Upselling can be an art. But is doesn’t have to be. It can simply be part of your standard operating procedure. Recently, I visited a restaurant that made me want to save room for dessert. After our pager finally rang, a hostess began to lead us to our table. As we transitioned from the waiting area to the dining room, she stopped and gestured to a decorative half-table with six mouth-watering, house-made desserts plated beautifully. The hostess highlighted the unique aspects of each decadent dessert, adding a simple suggestion, “Save room for dessert.”

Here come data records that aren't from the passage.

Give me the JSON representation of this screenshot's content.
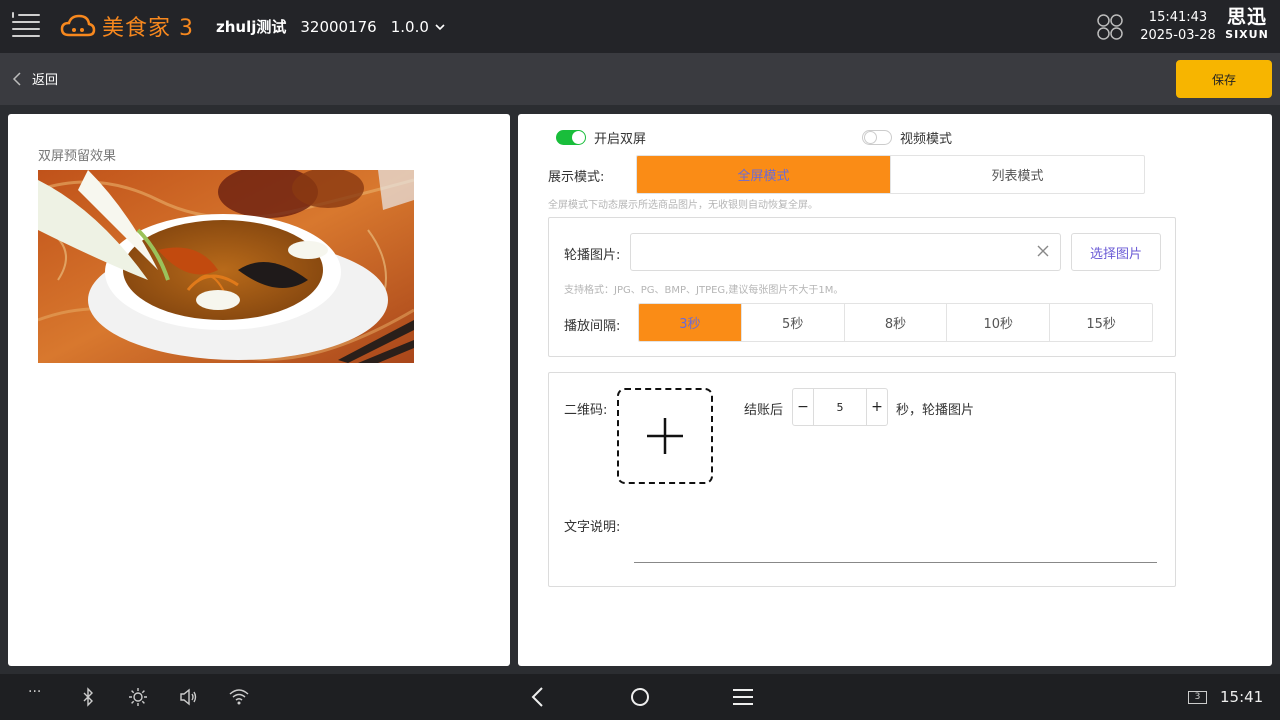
{
  "header": {
    "brand": "美食家 3",
    "store_name": "zhulj测试",
    "store_id": "32000176",
    "version": "1.0.0",
    "time": "15:41:43",
    "date": "2025-03-28",
    "logo_cn": "思迅",
    "logo_en": "SIXUN",
    "accent_color": "#f7881e"
  },
  "subbar": {
    "back_label": "返回",
    "save_label": "保存",
    "save_color": "#f7b500"
  },
  "preview": {
    "title": "双屏预留效果"
  },
  "settings": {
    "dual_screen": {
      "label": "开启双屏",
      "on": true
    },
    "video_mode": {
      "label": "视频模式",
      "on": false
    },
    "display_mode": {
      "label": "展示模式:",
      "options": [
        "全屏模式",
        "列表模式"
      ],
      "selected": "全屏模式"
    },
    "display_hint": "全屏模式下动态展示所选商品图片，无收银则自动恢复全屏。",
    "carousel": {
      "label": "轮播图片:",
      "value": "",
      "select_button": "选择图片",
      "format_hint": "支持格式：JPG、PG、BMP、JTPEG,建议每张图片不大于1M。"
    },
    "interval": {
      "label": "播放间隔:",
      "options": [
        "3秒",
        "5秒",
        "8秒",
        "10秒",
        "15秒"
      ],
      "selected": "3秒"
    },
    "qrcode": {
      "label": "二维码:",
      "after_checkout_prefix": "结账后",
      "seconds_value": "5",
      "after_checkout_suffix": "秒，轮播图片",
      "minus": "−",
      "plus": "+"
    },
    "text_desc": {
      "label": "文字说明:",
      "value": ""
    },
    "active_color": "#fa8c16",
    "toggle_on_color": "#19be3b"
  },
  "sysbar": {
    "time": "15:41",
    "screen_badge": "3",
    "more": "···"
  }
}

It took only 30 seconds, but it increased our ticket total by $15 for a couple. The power of suggestion is one of the best upselling tools in your arsenal. Had that hostess not planted those scrumptious thoughts of dessert, I might have missed out on the divine New York-style cheesecake with a Raspberry reduction because I finished all of my large portion entrée.

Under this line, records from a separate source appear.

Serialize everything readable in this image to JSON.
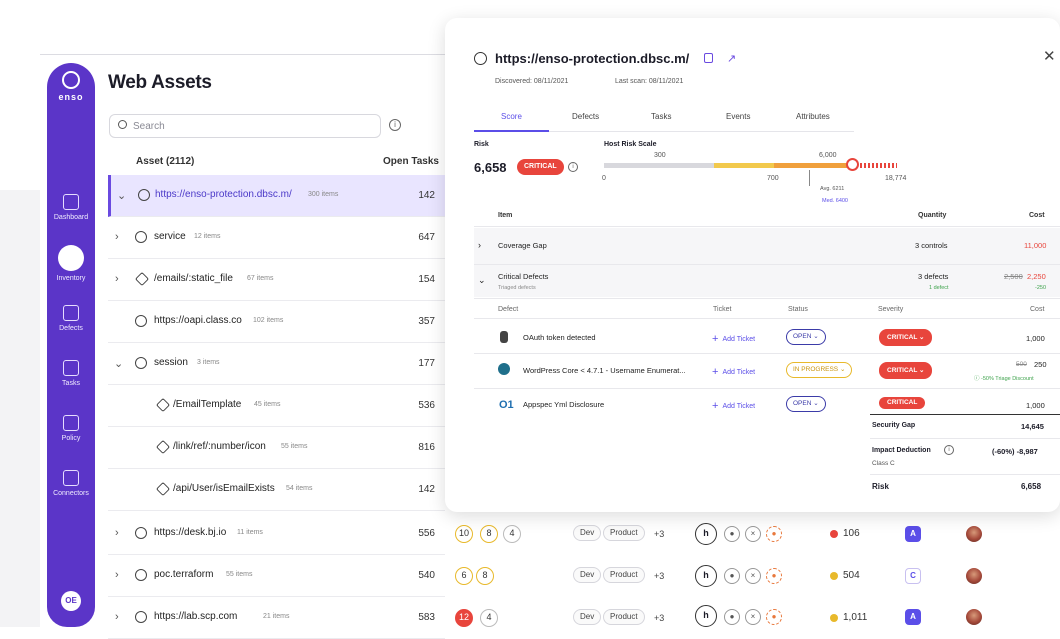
{
  "sidebar": {
    "brand": "enso",
    "items": [
      {
        "label": "Dashboard",
        "icon": "dashboard-icon"
      },
      {
        "label": "Inventory",
        "icon": "inventory-icon"
      },
      {
        "label": "Defects",
        "icon": "flag-icon"
      },
      {
        "label": "Tasks",
        "icon": "clipboard-icon"
      },
      {
        "label": "Policy",
        "icon": "policy-icon"
      },
      {
        "label": "Connectors",
        "icon": "connectors-icon"
      }
    ],
    "avatar_initials": "OE"
  },
  "page": {
    "title": "Web Assets",
    "search_placeholder": "Search",
    "col_asset": "Asset (2112)",
    "col_tasks": "Open Tasks"
  },
  "assets": [
    {
      "name": "https://enso-protection.dbsc.m/",
      "items": "300 items",
      "count": "142"
    },
    {
      "name": "service",
      "items": "12 items",
      "count": "647"
    },
    {
      "name": "/emails/:static_file",
      "items": "67 items",
      "count": "154"
    },
    {
      "name": "https://oapi.class.co",
      "items": "102 items",
      "count": "357"
    },
    {
      "name": "session",
      "items": "3 items",
      "count": "177"
    },
    {
      "name": "/EmailTemplate",
      "items": "45 items",
      "count": "536"
    },
    {
      "name": "/link/ref/:number/icon",
      "items": "55 items",
      "count": "816"
    },
    {
      "name": "/api/User/isEmailExists",
      "items": "54 items",
      "count": "142"
    },
    {
      "name": "https://desk.bj.io",
      "items": "11 items",
      "count": "556"
    },
    {
      "name": "poc.terraform",
      "items": "55 items",
      "count": "540"
    },
    {
      "name": "https://lab.scp.com",
      "items": "21 items",
      "count": "583"
    }
  ],
  "lower_rows": [
    {
      "rings": [
        "10",
        "8",
        "4"
      ],
      "tags": [
        "Dev",
        "Product"
      ],
      "more": "+3",
      "priority": "106",
      "grade": "A"
    },
    {
      "rings": [
        "6",
        "8"
      ],
      "tags": [
        "Dev",
        "Product"
      ],
      "more": "+3",
      "priority": "504",
      "grade": "C"
    },
    {
      "rings": [
        "12",
        "4"
      ],
      "tags": [
        "Dev",
        "Product"
      ],
      "more": "+3",
      "priority": "1,011",
      "grade": "A"
    }
  ],
  "panel": {
    "url": "https://enso-protection.dbsc.m/",
    "discovered": "Discovered: 08/11/2021",
    "last_scan": "Last scan: 08/11/2021",
    "tabs": [
      "Score",
      "Defects",
      "Tasks",
      "Events",
      "Attributes"
    ],
    "risk_label": "Risk",
    "risk_value": "6,658",
    "risk_badge": "CRITICAL",
    "scale_label": "Host Risk Scale",
    "scale_ticks": {
      "t300": "300",
      "t6000": "6,000",
      "t0": "0",
      "t700": "700",
      "t18774": "18,774"
    },
    "avg": "Avg. 6211",
    "med": "Med. 6400",
    "risk_fraction": 0.33,
    "table_headers": {
      "item": "Item",
      "quantity": "Quantity",
      "cost": "Cost"
    },
    "coverage": {
      "name": "Coverage Gap",
      "qty": "3 controls",
      "cost": "11,000"
    },
    "critical": {
      "name": "Critical Defects",
      "sub": "Triaged defects",
      "qty": "3 defects",
      "qty_sub": "1 defect",
      "old_cost": "2,500",
      "cost": "2,250",
      "delta": "-250"
    },
    "defect_headers": {
      "defect": "Defect",
      "ticket": "Ticket",
      "status": "Status",
      "severity": "Severity",
      "cost": "Cost"
    },
    "defects": [
      {
        "name": "OAuth token detected",
        "ticket": "Add Ticket",
        "status": "OPEN",
        "severity": "CRITICAL",
        "cost": "1,000"
      },
      {
        "name": "WordPress Core < 4.7.1 - Username Enumerat...",
        "ticket": "Add Ticket",
        "status": "IN PROGRESS",
        "severity": "CRITICAL",
        "old_cost": "500",
        "cost": "250",
        "note": "-50% Triage Discount"
      },
      {
        "name": "Appspec Yml Disclosure",
        "ticket": "Add Ticket",
        "status": "OPEN",
        "severity": "CRITICAL",
        "cost": "1,000"
      }
    ],
    "summary": {
      "security_gap_label": "Security Gap",
      "security_gap": "14,645",
      "impact_label": "Impact Deduction",
      "impact": "(-60%) -8,987",
      "class": "Class C",
      "risk_label": "Risk",
      "risk": "6,658"
    }
  },
  "colors": {
    "brand": "#5b35c8",
    "critical": "#e8453c",
    "accent": "#5b4ee8",
    "warning": "#e8b92b"
  }
}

Promoting your dessert offerings is a great way to boost your bottom line with a low-cost, high margin menu items. Often times, I find that servers let me know about desserts too late— after I have filled myself up on pizza, wings and breadsticks. Pique my interest early into my visit. Showcase featured desserts in a display case at the front counter to entice customers or feature gorgeous photos of your desserts on table tents and on your menu.
Take a typical dessert to the next level. For example, turn that brownie or chocolate chip cookie into a sundae with a scoop of vanilla and a drizzle of caramel sauce. Cost it out and offer it as a weekly dessert special. Don’t forget to blast an up-close photo of the delicious dessert on your social media channels. Train your servers to make that dessert part of their introductions. A quick tip: Tell your servers to carry desserts at waist level and take their time walking through the dining room to the table. Other diners will take notice. I’ve almost fallen out of a chair trying to take a sneak peek at a plate traveling by me.